AVAILABLE RECORDS:
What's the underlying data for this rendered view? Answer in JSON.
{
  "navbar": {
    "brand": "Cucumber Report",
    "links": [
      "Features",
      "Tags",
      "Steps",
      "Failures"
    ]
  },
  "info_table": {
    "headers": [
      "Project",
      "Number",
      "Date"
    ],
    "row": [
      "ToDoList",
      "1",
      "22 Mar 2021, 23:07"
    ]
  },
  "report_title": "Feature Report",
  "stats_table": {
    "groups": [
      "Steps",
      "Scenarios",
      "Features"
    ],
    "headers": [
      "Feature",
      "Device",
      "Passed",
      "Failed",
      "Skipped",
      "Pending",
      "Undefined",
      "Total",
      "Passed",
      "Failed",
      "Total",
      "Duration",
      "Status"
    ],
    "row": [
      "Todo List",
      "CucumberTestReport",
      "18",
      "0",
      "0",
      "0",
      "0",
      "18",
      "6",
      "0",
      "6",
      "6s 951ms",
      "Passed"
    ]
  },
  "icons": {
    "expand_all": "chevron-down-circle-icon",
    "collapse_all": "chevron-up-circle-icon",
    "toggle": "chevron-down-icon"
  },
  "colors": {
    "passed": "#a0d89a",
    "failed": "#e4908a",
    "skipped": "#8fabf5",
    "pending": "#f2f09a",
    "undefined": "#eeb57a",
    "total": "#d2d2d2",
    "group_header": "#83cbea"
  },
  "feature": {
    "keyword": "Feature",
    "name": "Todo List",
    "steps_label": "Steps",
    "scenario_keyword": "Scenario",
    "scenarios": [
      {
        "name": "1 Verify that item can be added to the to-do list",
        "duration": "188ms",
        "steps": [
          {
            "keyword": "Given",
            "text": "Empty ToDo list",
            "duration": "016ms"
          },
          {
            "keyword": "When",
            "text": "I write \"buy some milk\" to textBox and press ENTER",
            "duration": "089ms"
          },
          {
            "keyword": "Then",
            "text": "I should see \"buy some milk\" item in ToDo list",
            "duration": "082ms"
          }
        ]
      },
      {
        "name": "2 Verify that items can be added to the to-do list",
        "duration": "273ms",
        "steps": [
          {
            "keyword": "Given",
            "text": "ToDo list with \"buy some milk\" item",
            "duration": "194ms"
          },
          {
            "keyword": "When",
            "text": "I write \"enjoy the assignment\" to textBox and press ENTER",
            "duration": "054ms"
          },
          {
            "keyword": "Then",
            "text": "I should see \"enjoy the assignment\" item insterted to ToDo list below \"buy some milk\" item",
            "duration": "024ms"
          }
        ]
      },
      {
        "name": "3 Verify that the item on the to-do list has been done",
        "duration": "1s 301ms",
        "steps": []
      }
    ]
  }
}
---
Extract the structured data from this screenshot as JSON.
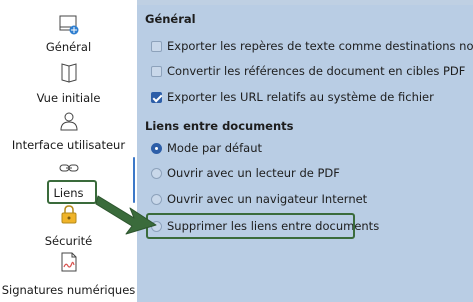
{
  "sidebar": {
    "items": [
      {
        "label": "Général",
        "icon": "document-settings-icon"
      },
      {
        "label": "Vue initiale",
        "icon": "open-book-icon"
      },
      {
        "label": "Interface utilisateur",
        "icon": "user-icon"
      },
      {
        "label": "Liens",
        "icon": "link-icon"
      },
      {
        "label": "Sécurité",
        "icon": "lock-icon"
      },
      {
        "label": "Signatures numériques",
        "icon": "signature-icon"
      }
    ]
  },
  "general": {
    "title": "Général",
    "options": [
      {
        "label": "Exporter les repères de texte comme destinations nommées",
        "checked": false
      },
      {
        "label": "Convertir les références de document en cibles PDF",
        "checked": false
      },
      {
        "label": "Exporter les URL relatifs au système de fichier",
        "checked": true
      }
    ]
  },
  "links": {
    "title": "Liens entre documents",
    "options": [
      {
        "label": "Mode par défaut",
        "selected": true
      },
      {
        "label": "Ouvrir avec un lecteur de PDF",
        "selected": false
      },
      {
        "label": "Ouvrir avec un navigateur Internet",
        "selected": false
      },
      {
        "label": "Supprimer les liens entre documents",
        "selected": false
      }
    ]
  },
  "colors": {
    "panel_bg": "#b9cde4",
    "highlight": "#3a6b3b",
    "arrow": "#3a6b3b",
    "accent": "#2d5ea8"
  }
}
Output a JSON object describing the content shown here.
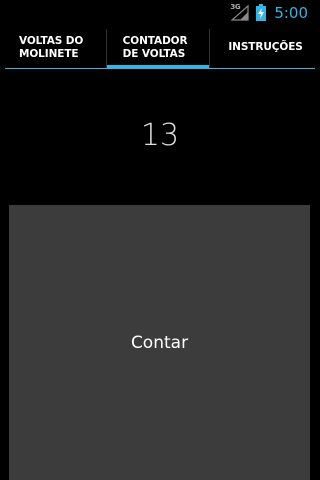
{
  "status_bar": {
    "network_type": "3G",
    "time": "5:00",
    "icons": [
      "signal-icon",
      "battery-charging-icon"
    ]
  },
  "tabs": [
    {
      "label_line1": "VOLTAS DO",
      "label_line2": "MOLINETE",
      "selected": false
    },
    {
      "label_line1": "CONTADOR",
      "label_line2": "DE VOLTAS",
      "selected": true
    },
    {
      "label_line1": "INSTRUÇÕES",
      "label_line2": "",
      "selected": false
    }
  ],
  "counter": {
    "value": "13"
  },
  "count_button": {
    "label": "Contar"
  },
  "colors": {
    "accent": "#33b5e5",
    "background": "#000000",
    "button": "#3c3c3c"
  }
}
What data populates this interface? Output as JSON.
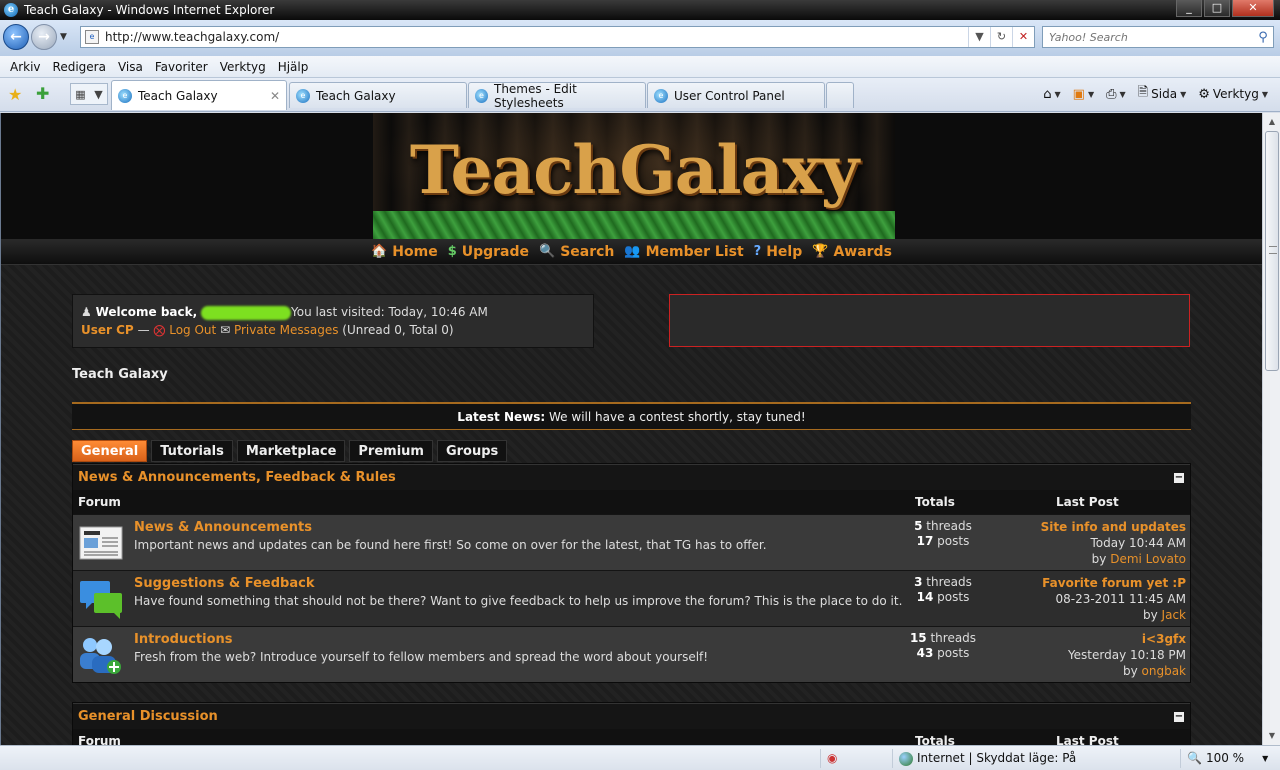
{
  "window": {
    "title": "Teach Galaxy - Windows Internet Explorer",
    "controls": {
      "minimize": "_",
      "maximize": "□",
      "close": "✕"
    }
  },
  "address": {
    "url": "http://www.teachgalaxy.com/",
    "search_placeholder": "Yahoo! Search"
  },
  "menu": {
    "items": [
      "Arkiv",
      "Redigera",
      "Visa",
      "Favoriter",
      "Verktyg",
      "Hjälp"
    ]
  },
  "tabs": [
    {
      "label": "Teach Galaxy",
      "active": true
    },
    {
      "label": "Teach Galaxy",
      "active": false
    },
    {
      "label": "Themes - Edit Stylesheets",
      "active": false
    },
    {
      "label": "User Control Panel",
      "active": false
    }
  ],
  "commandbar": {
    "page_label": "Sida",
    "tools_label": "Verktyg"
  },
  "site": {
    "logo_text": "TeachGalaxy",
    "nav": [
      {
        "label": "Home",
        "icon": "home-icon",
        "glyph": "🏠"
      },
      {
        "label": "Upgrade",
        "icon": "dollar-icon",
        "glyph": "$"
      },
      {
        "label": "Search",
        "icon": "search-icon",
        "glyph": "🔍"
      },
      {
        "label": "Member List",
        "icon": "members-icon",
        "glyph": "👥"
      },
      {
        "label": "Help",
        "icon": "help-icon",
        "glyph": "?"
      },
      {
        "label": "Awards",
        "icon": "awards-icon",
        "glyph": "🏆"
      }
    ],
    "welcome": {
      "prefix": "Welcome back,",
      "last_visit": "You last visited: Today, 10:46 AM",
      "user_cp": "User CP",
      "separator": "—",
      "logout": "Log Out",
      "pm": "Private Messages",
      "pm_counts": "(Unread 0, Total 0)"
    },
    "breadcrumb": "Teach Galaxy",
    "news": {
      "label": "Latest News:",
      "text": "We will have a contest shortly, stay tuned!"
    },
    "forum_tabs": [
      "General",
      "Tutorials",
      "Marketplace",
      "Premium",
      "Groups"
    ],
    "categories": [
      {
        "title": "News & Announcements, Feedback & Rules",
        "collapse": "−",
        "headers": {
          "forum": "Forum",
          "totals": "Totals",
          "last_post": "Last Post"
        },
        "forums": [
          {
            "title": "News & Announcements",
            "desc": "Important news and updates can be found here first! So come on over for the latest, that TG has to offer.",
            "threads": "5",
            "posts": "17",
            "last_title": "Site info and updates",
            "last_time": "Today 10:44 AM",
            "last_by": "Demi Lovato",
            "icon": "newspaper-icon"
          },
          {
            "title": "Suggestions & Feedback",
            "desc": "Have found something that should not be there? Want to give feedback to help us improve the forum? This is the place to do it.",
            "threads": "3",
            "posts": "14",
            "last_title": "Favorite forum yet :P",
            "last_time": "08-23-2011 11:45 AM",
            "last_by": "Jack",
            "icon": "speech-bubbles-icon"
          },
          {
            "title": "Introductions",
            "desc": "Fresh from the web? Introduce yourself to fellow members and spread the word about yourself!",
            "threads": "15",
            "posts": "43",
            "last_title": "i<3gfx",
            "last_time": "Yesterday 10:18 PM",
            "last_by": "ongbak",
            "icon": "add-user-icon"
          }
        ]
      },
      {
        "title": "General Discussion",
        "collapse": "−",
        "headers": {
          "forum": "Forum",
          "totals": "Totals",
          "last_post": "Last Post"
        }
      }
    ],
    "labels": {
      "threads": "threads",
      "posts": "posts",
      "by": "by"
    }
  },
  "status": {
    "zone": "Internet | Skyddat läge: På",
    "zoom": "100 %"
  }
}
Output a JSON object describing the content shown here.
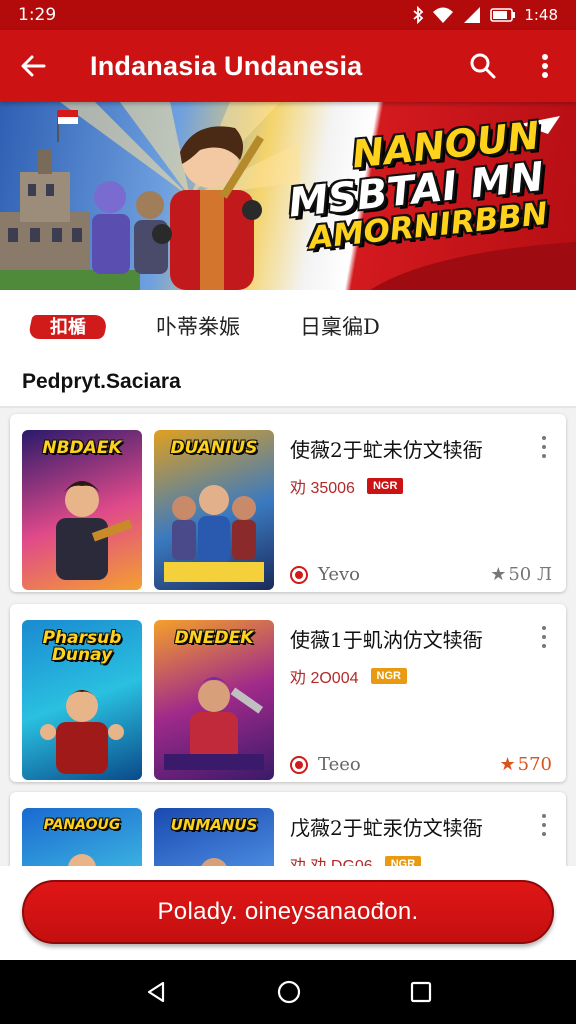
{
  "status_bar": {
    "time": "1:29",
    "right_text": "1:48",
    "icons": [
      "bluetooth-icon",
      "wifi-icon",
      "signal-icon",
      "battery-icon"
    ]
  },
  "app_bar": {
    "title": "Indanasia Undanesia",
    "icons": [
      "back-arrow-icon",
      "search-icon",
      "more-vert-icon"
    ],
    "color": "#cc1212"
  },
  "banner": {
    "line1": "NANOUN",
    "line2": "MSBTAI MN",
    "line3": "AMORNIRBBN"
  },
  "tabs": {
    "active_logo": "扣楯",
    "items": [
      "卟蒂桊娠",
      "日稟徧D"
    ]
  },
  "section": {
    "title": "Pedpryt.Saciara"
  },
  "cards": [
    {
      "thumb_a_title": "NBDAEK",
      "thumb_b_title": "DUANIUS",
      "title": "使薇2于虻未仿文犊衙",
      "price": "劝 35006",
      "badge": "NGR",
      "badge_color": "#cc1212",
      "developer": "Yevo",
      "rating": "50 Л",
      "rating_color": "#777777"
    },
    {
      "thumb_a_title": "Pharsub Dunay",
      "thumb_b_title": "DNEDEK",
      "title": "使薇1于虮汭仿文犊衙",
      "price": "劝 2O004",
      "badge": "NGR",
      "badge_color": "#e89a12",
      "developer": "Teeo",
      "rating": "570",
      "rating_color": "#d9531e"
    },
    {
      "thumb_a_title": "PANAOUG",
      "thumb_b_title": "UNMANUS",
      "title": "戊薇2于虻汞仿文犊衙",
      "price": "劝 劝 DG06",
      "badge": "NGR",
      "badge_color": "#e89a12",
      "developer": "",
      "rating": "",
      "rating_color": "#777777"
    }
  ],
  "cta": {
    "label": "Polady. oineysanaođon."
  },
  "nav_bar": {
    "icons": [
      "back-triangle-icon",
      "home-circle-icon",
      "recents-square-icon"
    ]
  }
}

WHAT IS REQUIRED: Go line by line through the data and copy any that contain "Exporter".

REPLY:
        "label": "Exporter les repères de texte comme destinations nommées",
        "label": "Exporter les URL relatifs au système de fichier",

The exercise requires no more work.